  4. Change Champions: Identify and empower change champions within your organization—employees who are enthusiastic about the new initiatives and can help rally support among their peers.
  5. Training and Support: Offer training and support to employees and leaders to equip them with the skills and knowledge needed to adapt to the changes. This reduces anxiety and builds confidence.

Balancing Altruism with Business Objectives


Balancing altruism with the organization's bottom-line objectives can be tricky. Some may question whether altruistic practices align with business goals and financial sustainability.


  1. Alignment with Strategy: Ensure that altruistic initiatives align with the organization's overall strategic goals. Highlight how a supportive and engaged workforce contributes to long-term success.
  2. Measurement and Data: Continuously track and measure the impact of altruism on key business metrics such as productivity, turnover, and customer satisfaction. Use data to demonstrate the positive correlation between altruism and organizational success.
  3. Cost-Benefit Analysis: Conduct thorough cost-benefit analyses to assess the financial implications of altruistic HR practices. Quantify the ROI and show how it outweighs the costs over time.
  4. Flexibility: Strive for flexibility in your altruistic initiatives. Tailor them to your organization's unique needs and industry context. This allows you to strike a balance that works for your specific circumstances.
  5. Long-Term Vision: Emphasize the long-term vision. Altruistic practices may require upfront investments, but they often lead to sustainable benefits that far outweigh the initial costs.

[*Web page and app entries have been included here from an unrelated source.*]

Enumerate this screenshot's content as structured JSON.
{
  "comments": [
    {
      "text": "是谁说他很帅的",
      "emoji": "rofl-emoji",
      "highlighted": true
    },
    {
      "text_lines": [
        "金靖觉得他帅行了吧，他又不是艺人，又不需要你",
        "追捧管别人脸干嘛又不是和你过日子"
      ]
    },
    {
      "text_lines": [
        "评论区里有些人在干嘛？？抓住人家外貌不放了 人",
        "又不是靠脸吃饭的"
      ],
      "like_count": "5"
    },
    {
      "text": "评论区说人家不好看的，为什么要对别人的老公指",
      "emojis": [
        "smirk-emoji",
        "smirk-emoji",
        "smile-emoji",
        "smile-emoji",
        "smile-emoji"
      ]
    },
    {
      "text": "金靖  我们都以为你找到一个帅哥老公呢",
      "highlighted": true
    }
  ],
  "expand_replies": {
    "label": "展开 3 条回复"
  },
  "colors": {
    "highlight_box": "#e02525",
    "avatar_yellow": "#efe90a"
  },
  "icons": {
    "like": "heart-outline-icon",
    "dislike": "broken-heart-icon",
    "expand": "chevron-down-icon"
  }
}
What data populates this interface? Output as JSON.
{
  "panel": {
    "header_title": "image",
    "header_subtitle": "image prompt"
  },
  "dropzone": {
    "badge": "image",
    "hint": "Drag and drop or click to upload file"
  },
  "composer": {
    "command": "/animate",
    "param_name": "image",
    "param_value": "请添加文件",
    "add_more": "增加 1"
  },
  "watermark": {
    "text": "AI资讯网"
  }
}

Handling Ethical Dilemmas


Altruism can sometimes raise ethical dilemmas, especially when balancing the well-being of individual employees with the interests of the organization as a whole.


  1. Clear Ethical Guidelines: Establish clear ethical guidelines that define the boundaries of altruism within your organization. Ensure that these guidelines are communicated and understood by all.
  2. Ethics Training: Provide ethics training to HR professionals and leaders to equip them with the skills to navigate complex ethical situations. Encourage open dialogue and the reporting of ethical concerns.
  3. Ethical Decision-Making Frameworks: Implement ethical decision-making frameworks that help HR professionals and leaders evaluate and resolve ethical dilemmas. These frameworks can provide a structured approach to making difficult choices.
  4. Stakeholder Consideration: Consider the interests and needs of all stakeholders, including employees, customers, shareholders, and the community. Balance these interests when faced with ethical decisions.
  5. Transparency: Whenever possible, be transparent about the ethical decisions made and the reasoning behind them. Transparency builds trust and accountability.

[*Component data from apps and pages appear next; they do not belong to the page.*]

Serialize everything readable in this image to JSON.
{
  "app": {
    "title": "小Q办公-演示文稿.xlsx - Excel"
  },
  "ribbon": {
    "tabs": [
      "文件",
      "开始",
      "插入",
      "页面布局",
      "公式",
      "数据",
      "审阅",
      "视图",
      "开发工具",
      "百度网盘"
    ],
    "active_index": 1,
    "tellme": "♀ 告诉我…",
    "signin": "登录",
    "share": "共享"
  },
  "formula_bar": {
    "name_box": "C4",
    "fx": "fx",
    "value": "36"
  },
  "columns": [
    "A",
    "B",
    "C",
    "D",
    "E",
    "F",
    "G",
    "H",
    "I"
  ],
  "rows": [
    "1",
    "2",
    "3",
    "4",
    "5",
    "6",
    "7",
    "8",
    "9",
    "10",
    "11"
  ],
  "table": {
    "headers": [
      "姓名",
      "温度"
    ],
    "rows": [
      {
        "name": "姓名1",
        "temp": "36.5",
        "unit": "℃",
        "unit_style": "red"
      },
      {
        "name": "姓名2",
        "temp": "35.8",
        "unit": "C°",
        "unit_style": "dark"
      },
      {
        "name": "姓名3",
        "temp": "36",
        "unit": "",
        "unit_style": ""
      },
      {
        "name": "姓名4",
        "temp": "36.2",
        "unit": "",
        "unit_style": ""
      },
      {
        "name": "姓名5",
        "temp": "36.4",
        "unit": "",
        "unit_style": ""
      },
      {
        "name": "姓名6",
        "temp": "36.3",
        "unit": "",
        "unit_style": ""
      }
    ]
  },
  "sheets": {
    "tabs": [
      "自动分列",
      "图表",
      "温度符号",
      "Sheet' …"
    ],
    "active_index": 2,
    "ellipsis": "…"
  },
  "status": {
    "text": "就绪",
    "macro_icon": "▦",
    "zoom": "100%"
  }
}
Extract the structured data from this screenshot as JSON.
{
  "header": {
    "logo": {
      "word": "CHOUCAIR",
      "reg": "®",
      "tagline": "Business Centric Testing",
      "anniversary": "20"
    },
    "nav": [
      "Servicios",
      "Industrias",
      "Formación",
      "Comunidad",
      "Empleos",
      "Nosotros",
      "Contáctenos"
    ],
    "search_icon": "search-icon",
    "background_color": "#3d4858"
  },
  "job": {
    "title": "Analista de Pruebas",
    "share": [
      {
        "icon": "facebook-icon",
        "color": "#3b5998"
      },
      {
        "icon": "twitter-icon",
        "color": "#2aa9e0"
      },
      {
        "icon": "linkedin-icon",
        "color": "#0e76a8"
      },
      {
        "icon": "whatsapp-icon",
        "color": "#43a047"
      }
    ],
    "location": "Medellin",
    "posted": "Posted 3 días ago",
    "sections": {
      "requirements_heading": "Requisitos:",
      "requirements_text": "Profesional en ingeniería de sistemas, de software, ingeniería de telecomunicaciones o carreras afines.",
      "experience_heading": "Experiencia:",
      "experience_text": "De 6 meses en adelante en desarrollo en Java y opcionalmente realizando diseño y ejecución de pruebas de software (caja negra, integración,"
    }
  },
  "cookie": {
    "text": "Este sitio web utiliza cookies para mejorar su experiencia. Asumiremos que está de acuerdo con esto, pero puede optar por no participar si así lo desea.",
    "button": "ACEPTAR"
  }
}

Addressing ethical dilemmas with integrity and transparency reinforces the commitment to altruism while upholding the ethical standards of your organization.

Navigating these challenges requires a thoughtful and strategic approach to promoting altruism in HR. By addressing resistance, balancing altruism with business objectives, and handling ethical dilemmas with care, you can create a workplace culture where altruism thrives while contributing to the overall success of your organization.

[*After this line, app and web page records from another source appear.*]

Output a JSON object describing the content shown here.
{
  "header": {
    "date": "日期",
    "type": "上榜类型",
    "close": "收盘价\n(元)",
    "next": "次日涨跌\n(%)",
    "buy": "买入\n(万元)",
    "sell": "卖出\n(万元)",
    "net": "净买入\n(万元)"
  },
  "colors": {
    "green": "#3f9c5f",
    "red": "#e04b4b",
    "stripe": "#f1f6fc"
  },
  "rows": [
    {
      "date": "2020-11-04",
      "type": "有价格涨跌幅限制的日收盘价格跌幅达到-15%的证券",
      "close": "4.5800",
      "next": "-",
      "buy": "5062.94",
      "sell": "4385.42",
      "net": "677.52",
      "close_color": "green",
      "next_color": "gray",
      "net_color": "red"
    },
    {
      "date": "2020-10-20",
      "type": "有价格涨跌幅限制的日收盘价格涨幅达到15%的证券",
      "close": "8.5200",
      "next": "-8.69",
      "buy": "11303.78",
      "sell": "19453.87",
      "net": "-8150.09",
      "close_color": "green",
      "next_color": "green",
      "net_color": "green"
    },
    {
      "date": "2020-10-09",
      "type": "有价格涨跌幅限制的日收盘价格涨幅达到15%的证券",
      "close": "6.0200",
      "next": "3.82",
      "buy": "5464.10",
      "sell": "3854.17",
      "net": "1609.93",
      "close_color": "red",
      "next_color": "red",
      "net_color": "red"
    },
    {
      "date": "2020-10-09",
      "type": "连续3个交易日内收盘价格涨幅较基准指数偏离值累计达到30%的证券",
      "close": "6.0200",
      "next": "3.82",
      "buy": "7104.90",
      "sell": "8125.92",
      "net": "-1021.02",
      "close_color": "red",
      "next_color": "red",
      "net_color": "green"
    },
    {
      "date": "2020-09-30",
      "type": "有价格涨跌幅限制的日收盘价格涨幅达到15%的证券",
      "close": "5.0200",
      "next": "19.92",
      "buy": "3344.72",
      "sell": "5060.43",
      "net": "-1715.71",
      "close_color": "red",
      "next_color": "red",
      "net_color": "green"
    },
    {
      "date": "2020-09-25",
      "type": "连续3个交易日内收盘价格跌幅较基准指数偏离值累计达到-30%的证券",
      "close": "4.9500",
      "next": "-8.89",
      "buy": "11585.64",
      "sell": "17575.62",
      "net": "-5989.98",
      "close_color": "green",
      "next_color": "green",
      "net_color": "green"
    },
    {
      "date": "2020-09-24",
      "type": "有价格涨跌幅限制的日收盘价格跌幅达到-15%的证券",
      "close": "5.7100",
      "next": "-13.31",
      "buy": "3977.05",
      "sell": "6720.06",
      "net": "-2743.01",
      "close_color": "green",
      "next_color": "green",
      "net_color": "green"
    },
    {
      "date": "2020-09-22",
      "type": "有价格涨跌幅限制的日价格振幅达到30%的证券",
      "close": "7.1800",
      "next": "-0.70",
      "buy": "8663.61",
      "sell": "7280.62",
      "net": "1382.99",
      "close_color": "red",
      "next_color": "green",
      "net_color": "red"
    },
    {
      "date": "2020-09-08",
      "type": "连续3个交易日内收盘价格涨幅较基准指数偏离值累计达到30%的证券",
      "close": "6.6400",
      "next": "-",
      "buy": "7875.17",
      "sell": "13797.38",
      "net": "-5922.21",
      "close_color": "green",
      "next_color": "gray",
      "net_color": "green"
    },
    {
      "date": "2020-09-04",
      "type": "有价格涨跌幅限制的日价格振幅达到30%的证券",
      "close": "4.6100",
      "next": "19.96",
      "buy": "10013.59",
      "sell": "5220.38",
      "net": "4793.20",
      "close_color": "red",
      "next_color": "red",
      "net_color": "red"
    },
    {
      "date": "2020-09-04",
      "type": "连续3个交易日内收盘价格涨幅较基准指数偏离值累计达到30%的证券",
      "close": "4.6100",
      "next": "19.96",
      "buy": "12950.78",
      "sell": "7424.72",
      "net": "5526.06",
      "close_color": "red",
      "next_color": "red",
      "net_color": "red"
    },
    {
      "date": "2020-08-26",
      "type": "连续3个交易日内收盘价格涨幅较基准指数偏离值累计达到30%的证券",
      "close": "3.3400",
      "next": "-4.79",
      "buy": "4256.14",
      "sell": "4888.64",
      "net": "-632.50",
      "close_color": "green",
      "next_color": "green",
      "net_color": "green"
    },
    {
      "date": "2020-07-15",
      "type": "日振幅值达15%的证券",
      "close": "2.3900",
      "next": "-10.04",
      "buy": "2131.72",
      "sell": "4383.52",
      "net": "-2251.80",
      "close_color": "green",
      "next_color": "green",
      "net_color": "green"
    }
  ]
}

Embracing altruism in your HR practices is not just about being kind—it's about unlocking the full potential of your organization. By placing the well-being and happiness of your employees at the forefront, you create a workplace where engagement soars, collaboration flourishes, and job satisfaction becomes the norm. Altruism is the key to building a thriving and sustainable future for your organization.

So, take the first step towards a brighter future—incorporate altruistic HR practices, measure their impact, and overcome challenges with empathy and determination. By doing so, you'll not only strengthen your organization's bottom line but also create a workplace where everyone truly thrives.